Washington’s Celebrity Journalism Hits Istanbul
David Ignatius handles Tayyip Erdoğan with kid gloves.

Washington Post columnist David Ignatius


Elliott Abrams

Turkey is a complex country, but there are two key developments there that demand attention.

One is the increasing repression. Today there are more than 100 journalists in prison, more than in China. The European Federation of Journalists has launched a campaign called “Set Turkish Journalists Free.” Human Rights Watch has reported that “a Turkish court’s verdict on January 17, 2012, that there was no state involvement or organized plot behind the 2007 shooting of the Turkish Armenian journalist Hrant Dink is a travesty of justice.” The Committee to Protect Journalists has criticized Prime Minister Tayyip Erdoğan for his crackdown on independent journalism: “Erdoğan sought to link journalists who cover Kurdish separatist issues with the separatists themselves. In comments directed at those journalists, made at a meeting of the ruling AKP, the prime minister said: ‘Do you have ears? Are you deaf? . . . How long will you make common cause with those who endeavor to turn an easeful country into a restless country?’” CPJ’s European coordinator commented that “we are deeply concerned by Prime Minister Erdoğan’s intemperate statements concerning journalists. Coming from his high office, they are equivalent to instructions to his subordinates to crack down on the independent media.”

The second key development is the growing trouble the Turkish economy is in. The Economist commented in April that “the danger now is that a few more years of big current-account deficits, and the debt-creating capital flows that finance them, will leave Turkey less resilient when trouble strikes. Few countries that run big external deficits have avoided subsequent stresses. You don’t need to stand atop the Galata tower to see problems ahead.” Others have used stronger language: “Turkey’s high-flying economy, which expanded at a 10 percent annual rate of gross domestic product growth during the first half of 2011, will crash-land in 2012,” said the financier and commentator David Goldman.

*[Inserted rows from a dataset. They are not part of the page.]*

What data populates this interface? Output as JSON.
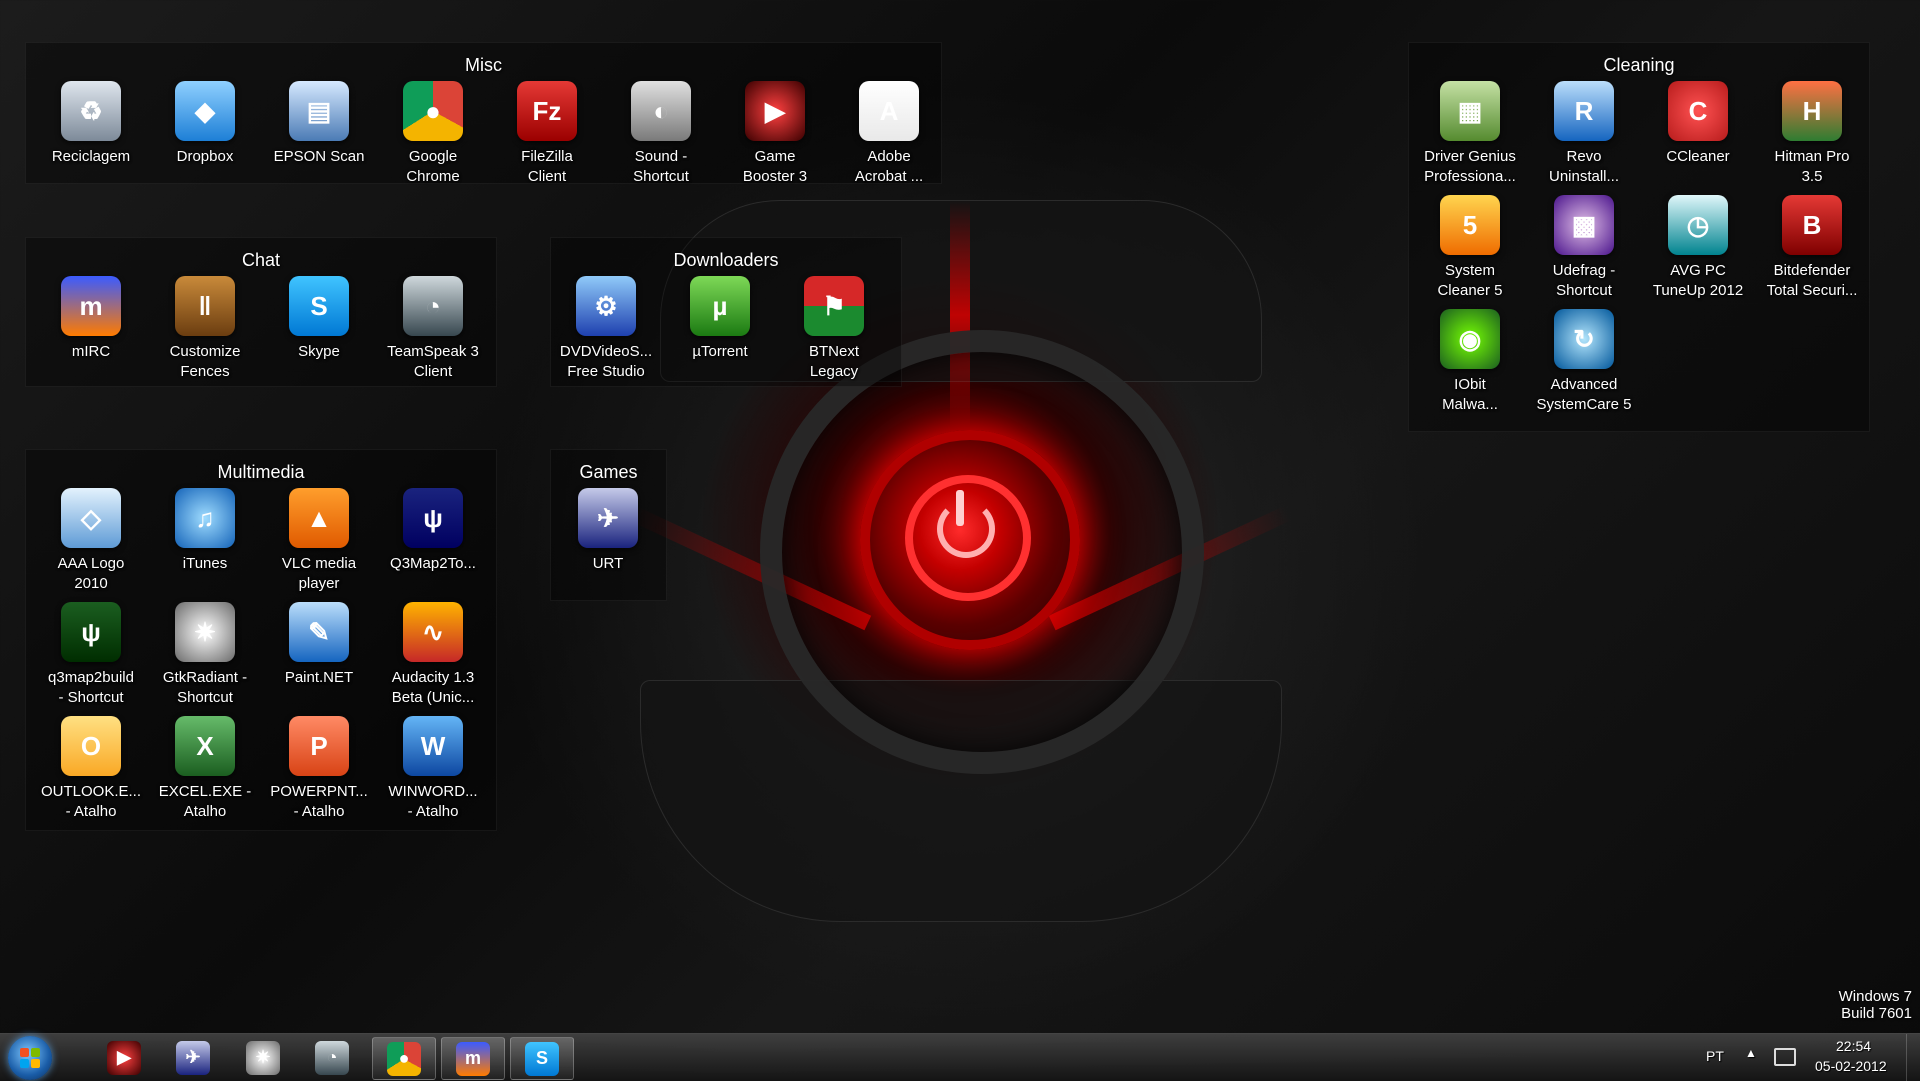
{
  "fences": {
    "misc": {
      "title": "Misc",
      "items": [
        {
          "label": "Reciclagem",
          "icon": "recycle-bin-icon"
        },
        {
          "label": "Dropbox",
          "icon": "dropbox-icon"
        },
        {
          "label": "EPSON Scan",
          "icon": "scanner-icon"
        },
        {
          "label": "Google\nChrome",
          "icon": "chrome-icon"
        },
        {
          "label": "FileZilla\nClient",
          "icon": "filezilla-icon"
        },
        {
          "label": "Sound -\nShortcut",
          "icon": "speaker-icon"
        },
        {
          "label": "Game\nBooster 3",
          "icon": "game-booster-icon"
        },
        {
          "label": "Adobe\nAcrobat ...",
          "icon": "acrobat-icon"
        }
      ]
    },
    "chat": {
      "title": "Chat",
      "items": [
        {
          "label": "mIRC",
          "icon": "mirc-icon"
        },
        {
          "label": "Customize\nFences",
          "icon": "fences-icon"
        },
        {
          "label": "Skype",
          "icon": "skype-icon"
        },
        {
          "label": "TeamSpeak 3\nClient",
          "icon": "teamspeak-icon"
        }
      ]
    },
    "downloaders": {
      "title": "Downloaders",
      "items": [
        {
          "label": "DVDVideoS...\nFree Studio",
          "icon": "dvdvideosoft-icon"
        },
        {
          "label": "µTorrent",
          "icon": "utorrent-icon"
        },
        {
          "label": "BTNext\nLegacy",
          "icon": "btnext-icon"
        }
      ]
    },
    "multimedia": {
      "title": "Multimedia",
      "items": [
        {
          "label": "AAA Logo\n2010",
          "icon": "aaa-logo-icon"
        },
        {
          "label": "iTunes",
          "icon": "itunes-icon"
        },
        {
          "label": "VLC media\nplayer",
          "icon": "vlc-icon"
        },
        {
          "label": "Q3Map2To...",
          "icon": "q3map2-toolz-icon"
        },
        {
          "label": "q3map2build\n- Shortcut",
          "icon": "q3map2build-icon"
        },
        {
          "label": "GtkRadiant -\nShortcut",
          "icon": "gtkradiant-icon"
        },
        {
          "label": "Paint.NET",
          "icon": "paintnet-icon"
        },
        {
          "label": "Audacity 1.3\nBeta (Unic...",
          "icon": "audacity-icon"
        },
        {
          "label": "OUTLOOK.E...\n- Atalho",
          "icon": "outlook-icon"
        },
        {
          "label": "EXCEL.EXE -\nAtalho",
          "icon": "excel-icon"
        },
        {
          "label": "POWERPNT...\n- Atalho",
          "icon": "powerpoint-icon"
        },
        {
          "label": "WINWORD...\n- Atalho",
          "icon": "word-icon"
        }
      ]
    },
    "games": {
      "title": "Games",
      "items": [
        {
          "label": "URT",
          "icon": "urban-terror-icon"
        }
      ]
    },
    "cleaning": {
      "title": "Cleaning",
      "items": [
        {
          "label": "Driver Genius\nProfessiona...",
          "icon": "driver-genius-icon"
        },
        {
          "label": "Revo\nUninstall...",
          "icon": "revo-uninstaller-icon"
        },
        {
          "label": "CCleaner",
          "icon": "ccleaner-icon"
        },
        {
          "label": "Hitman Pro\n3.5",
          "icon": "hitmanpro-icon"
        },
        {
          "label": "System\nCleaner 5",
          "icon": "system-cleaner-icon"
        },
        {
          "label": "Udefrag -\nShortcut",
          "icon": "udefrag-icon"
        },
        {
          "label": "AVG PC\nTuneUp 2012",
          "icon": "avg-tuneup-icon"
        },
        {
          "label": "Bitdefender\nTotal Securi...",
          "icon": "bitdefender-icon"
        },
        {
          "label": "IObit\nMalwa...",
          "icon": "iobit-malware-icon"
        },
        {
          "label": "Advanced\nSystemCare 5",
          "icon": "advanced-systemcare-icon"
        }
      ]
    }
  },
  "watermark": {
    "line1": "Windows 7",
    "line2": "Build 7601"
  },
  "taskbar": {
    "start_icon": "windows-start-orb-icon",
    "pinned": [
      {
        "name": "game-booster",
        "icon": "game-booster-icon",
        "active": false
      },
      {
        "name": "urban-terror",
        "icon": "urban-terror-icon",
        "active": false
      },
      {
        "name": "gtkradiant",
        "icon": "gtkradiant-icon",
        "active": false
      },
      {
        "name": "teamspeak",
        "icon": "teamspeak-icon",
        "active": false
      },
      {
        "name": "chrome",
        "icon": "chrome-icon",
        "active": true
      },
      {
        "name": "mirc",
        "icon": "mirc-icon",
        "active": true
      },
      {
        "name": "skype",
        "icon": "skype-icon",
        "active": true
      }
    ],
    "tray": {
      "language": "PT",
      "show_hidden_icon": "up-arrow-icon",
      "network_icon": "network-icon",
      "time": "22:54",
      "date": "05-02-2012"
    }
  },
  "colors": {
    "accent_red": "#e00000",
    "taskbar": "#2a2a2a",
    "fence_bg": "#000000"
  }
}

He explains: “The impetus behind the country’s recent economic growth has been a stunning rate of credit expansion, which reached 30 percent for households and 40 percent for business in 2011.” Where does the money go? Turkey “is running a current account deficit equal to 11 percent of GDP to promote a consumer buying spree while cutting imports of capital goods that would contribute to future productivity.” Goldman notes that “in some respects, Erdoğan’s bubble recalls the experiences of Argentina in 2000 and Mexico in 1994 where surging external debt produced short-lived bubbles of prosperity, followed by currency devaluations and deep slumps.”

In The National Interest, former U.S. ambassador to Turkey Morton Abramowitz wrote his own analysis of the dangerous situation there: Erdoğan’s “leadership and judgment are being seriously questioned, most recently in regards to whether his ambition is getting in the way of managing critical issues such as Turkey’s unending Kurdish dilemma. Indeed, one prominent AKP supporter last week wrote that ‘The once reformist party of Turkey seems to have developed statist, nationalist, and even Islamist tendencies, which are the likely grounds for a new authoritarian politics. . . . ’ Erdogan’s highly touted Middle East involvement has lost some luster. . . . The much-touted vast Turkish influence in the Middle East seems to have faded. . . . Increasingly, Erdogan’s focus seems to be on creating a presidential system in the new constitution that will allow him to make a Putin-esque move to a more powerful presidency.”